The problem of a panic attack and anxiety is this desperation of wanting to control the feelings, wanting to know, or wanting to separate the feelings in order to control it. And this is something that a lot of people coming are into therapy for, because they’re getting frightened or getting completely out of control… But anyhow, I took another road.

Seth: Well, maybe it’s appropriate if we begin and end with confusion, or not- knowing. And hopefully somewhere along the way, there were flashes, illuminations, which can help us to see this work that we do in a new light.

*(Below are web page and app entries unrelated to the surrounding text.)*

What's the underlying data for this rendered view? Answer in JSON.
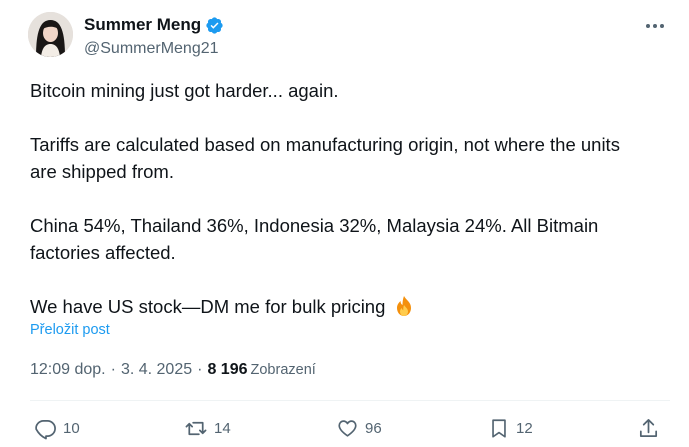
{
  "author": {
    "display_name": "Summer Meng",
    "handle": "@SummerMeng21",
    "verified": true
  },
  "tweet": {
    "paragraphs": [
      [
        "Bitcoin mining just got harder... again."
      ],
      [
        "Tariffs are calculated based on manufacturing origin, not where the units",
        "are shipped from."
      ],
      [
        "China 54%, Thailand 36%, Indonesia 32%, Malaysia 24%. All Bitmain",
        "factories affected."
      ],
      [
        "We have US stock—DM me for bulk pricing"
      ]
    ],
    "emoji": "fire"
  },
  "translate_label": "Přeložit post",
  "meta": {
    "time": "12:09 dop.",
    "separator": "·",
    "date": "3. 4. 2025",
    "views_count": "8 196",
    "views_label": "Zobrazení"
  },
  "actions": {
    "replies": "10",
    "reposts": "14",
    "likes": "96",
    "bookmarks": "12"
  },
  "colors": {
    "accent": "#1d9bf0",
    "secondary_text": "#536471",
    "primary_text": "#0f1419",
    "divider": "#eff3f4"
  },
  "icons": {
    "more": "more-horizontal-icon",
    "verified": "verified-badge-icon",
    "reply": "reply-icon",
    "repost": "repost-icon",
    "like": "heart-icon",
    "bookmark": "bookmark-icon",
    "share": "share-icon"
  }
}
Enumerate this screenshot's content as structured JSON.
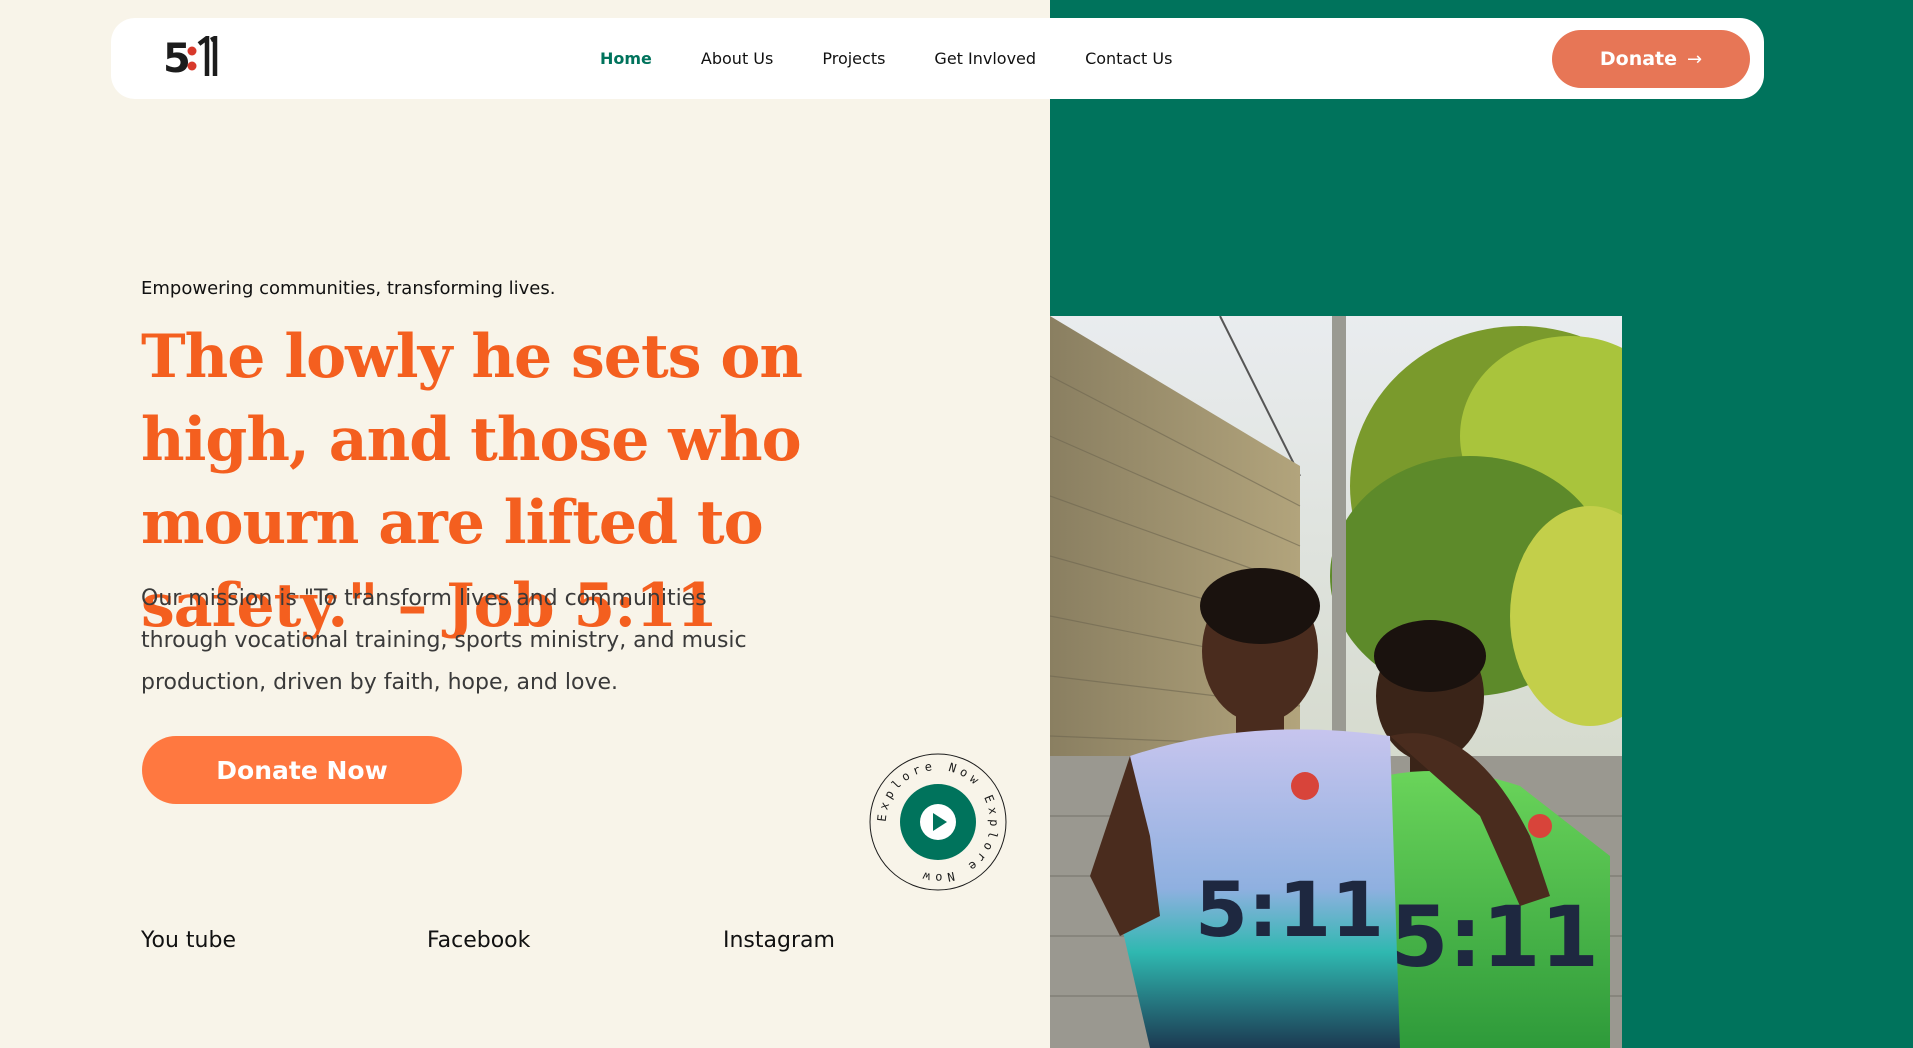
{
  "brand": {
    "logo_text": "5:11",
    "primary_color": "#00735c",
    "accent_color": "#f45f1f",
    "button_color": "#ff7840"
  },
  "nav": {
    "items": [
      {
        "label": "Home",
        "active": true
      },
      {
        "label": "About Us",
        "active": false
      },
      {
        "label": "Projects",
        "active": false
      },
      {
        "label": "Get Invloved",
        "active": false
      },
      {
        "label": "Contact Us",
        "active": false
      }
    ],
    "donate_label": "Donate",
    "donate_icon": "arrow-right-icon"
  },
  "hero": {
    "tagline": "Empowering communities, transforming lives.",
    "headline": "The lowly he sets on high, and those who mourn are lifted to safety.\" – Job 5:11",
    "mission": "Our mission is \"To transform lives and communities through vocational training, sports ministry, and music production, driven by faith, hope, and love.",
    "donate_now_label": "Donate Now"
  },
  "explore_badge": {
    "ring_text": "Explore Now Explore Now ",
    "icon": "play-icon"
  },
  "social": {
    "youtube": "You tube",
    "facebook": "Facebook",
    "instagram": "Instagram"
  },
  "photo": {
    "jersey_text": "5:11"
  }
}
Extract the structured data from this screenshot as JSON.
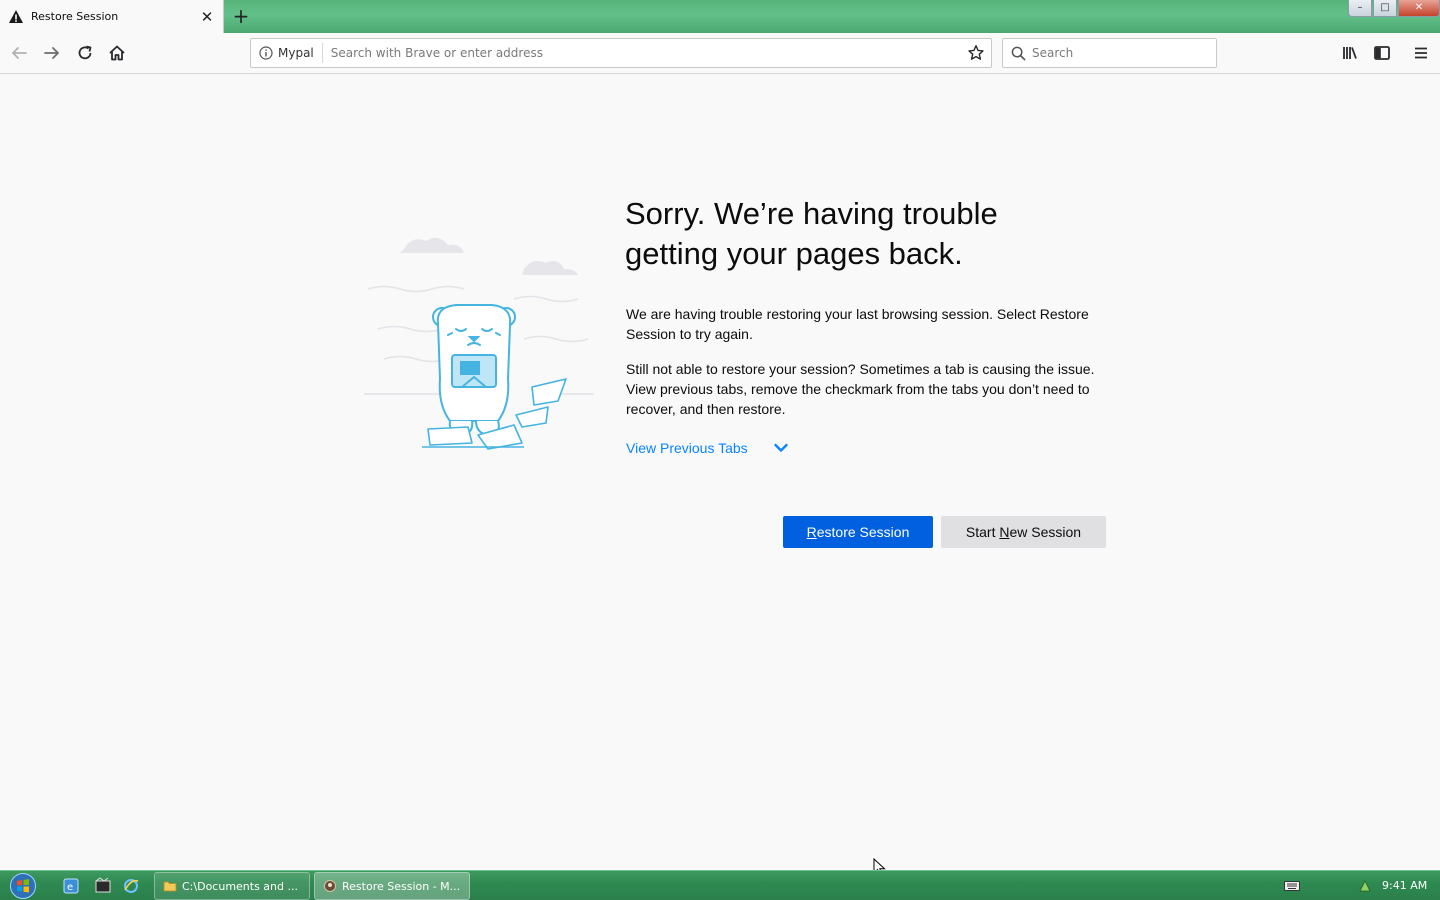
{
  "browser": {
    "tab": {
      "title": "Restore Session"
    },
    "window_controls": {
      "minimize": "–",
      "maximize": "□",
      "close": "✕"
    },
    "urlbar": {
      "identity_label": "Mypal",
      "placeholder": "Search with Brave or enter address",
      "value": ""
    },
    "searchbar": {
      "placeholder": "Search",
      "value": ""
    }
  },
  "icons": {
    "tab": [
      "warning-icon",
      "close-icon",
      "plus-icon"
    ],
    "nav": [
      "back-arrow-icon",
      "forward-arrow-icon",
      "reload-icon",
      "home-icon",
      "info-icon",
      "star-icon",
      "search-icon",
      "library-icon",
      "sidebar-icon",
      "hamburger-menu-icon"
    ],
    "content": [
      "chevron-down-icon"
    ],
    "taskbar": [
      "windows-start-icon",
      "folder-icon",
      "browser-icon",
      "keyboard-icon",
      "network-icon"
    ]
  },
  "page": {
    "title_line1": "Sorry. We’re having trouble",
    "title_line2": "getting your pages back.",
    "para1": "We are having trouble restoring your last browsing session. Select Restore Session to try again.",
    "para2": "Still not able to restore your session? Sometimes a tab is causing the issue. View previous tabs, remove the checkmark from the tabs you don’t need to recover, and then restore.",
    "view_previous_tabs": "View Previous Tabs",
    "buttons": {
      "restore_pre": "",
      "restore_key": "R",
      "restore_post": "estore Session",
      "new_pre": "Start ",
      "new_key": "N",
      "new_post": "ew Session"
    }
  },
  "taskbar": {
    "items": [
      {
        "label": "C:\\Documents and ..."
      },
      {
        "label": "Restore Session - M..."
      }
    ],
    "clock": "9:41 AM"
  },
  "colors": {
    "accent": "#0060df",
    "link": "#0a84ff",
    "page_bg": "#f9f9fa",
    "taskbar": "#2f8a52",
    "illustration": "#45b4e0"
  }
}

Franco: Yeah. I think, Seth, this is very important, because if we don’t allow this… It’s the problem of certain institutions, and certain ways of organizing our work, that they put a lid on the process—permanent process—of throwing new light. And there are people doing work that. For me, it’s essentially this process. And I’m determined to keep up with my atelier, learning from the artist, because the artist is the brother and sister that are working for our illumination, constantly. They’re throwing new light—in music, in every theater, in painting, in writing, in poetry, et cetera. Even in prose, they’re trying to set a new light. And possibly, this is also the case for “feeling the feelings of the feelings.” The idea of “symbolic feelings” is trying to throw a new light. I hope, but who knows?

Seth: I hope so too.


Franco Scabbiolo is an Italian born psychotherapist who lives and works in Oxford, England. For many years he worked closely with his mentor Donald Meltzer. He has been a supervisor and mentor to many psychotherapists in the Seattle community who value his sensibility and humanistic concern for a living psychoanalytic process that continues to evolve. (See pages 9 and 10 for Franco Scabbiolo’s full bio.)

Franco Scabbiolo is an Italian born psychotherapist who lives and works in Oxford, England. For many years he worked closely with his mentor Donald Meltzer. His presentations focused for several years on Meltzer’s work and later evolved into presentations of his own evolving model, which he calls “an aesthetic compass for emotional experience.” He has been a supervisor and mentor to many psychotherapists in the Seattle community who value his sensibility and humanistic concern for a living psychoanalytic process that continues to evolve.

Categories: Feature InterviewPublished On: January 1st, 2022Tags: